▶ **Task requirements**
Every record should be copied exactly, except that pictures are to be omitted.

(Web page and app entries)
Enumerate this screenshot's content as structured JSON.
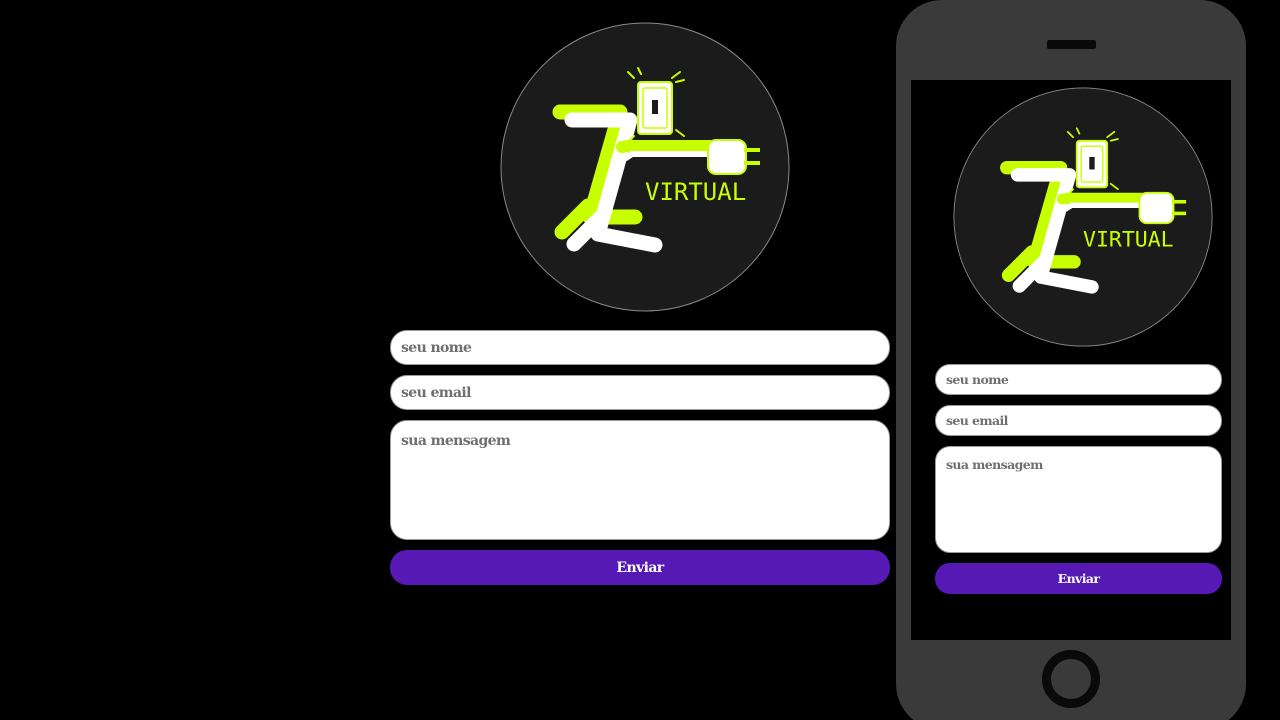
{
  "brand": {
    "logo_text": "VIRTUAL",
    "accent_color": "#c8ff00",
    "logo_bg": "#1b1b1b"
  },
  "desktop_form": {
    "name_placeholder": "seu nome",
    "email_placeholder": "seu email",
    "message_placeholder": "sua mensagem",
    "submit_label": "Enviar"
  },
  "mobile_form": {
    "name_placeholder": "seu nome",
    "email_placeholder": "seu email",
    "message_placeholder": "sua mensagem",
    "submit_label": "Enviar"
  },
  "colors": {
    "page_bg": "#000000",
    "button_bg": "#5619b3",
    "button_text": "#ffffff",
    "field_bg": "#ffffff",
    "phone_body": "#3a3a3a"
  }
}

▶ **Your response**
Enumerate this screenshot's content as structured JSON.
{
  "brand": {
    "logo_text": "VIRTUAL",
    "accent_color": "#c8ff00",
    "logo_bg": "#1b1b1b"
  },
  "desktop_form": {
    "name_placeholder": "seu nome",
    "email_placeholder": "seu email",
    "message_placeholder": "sua mensagem",
    "submit_label": "Enviar"
  },
  "mobile_form": {
    "name_placeholder": "seu nome",
    "email_placeholder": "seu email",
    "message_placeholder": "sua mensagem",
    "submit_label": "Enviar"
  },
  "colors": {
    "page_bg": "#000000",
    "button_bg": "#5619b3",
    "button_text": "#ffffff",
    "field_bg": "#ffffff",
    "phone_body": "#3a3a3a"
  }
}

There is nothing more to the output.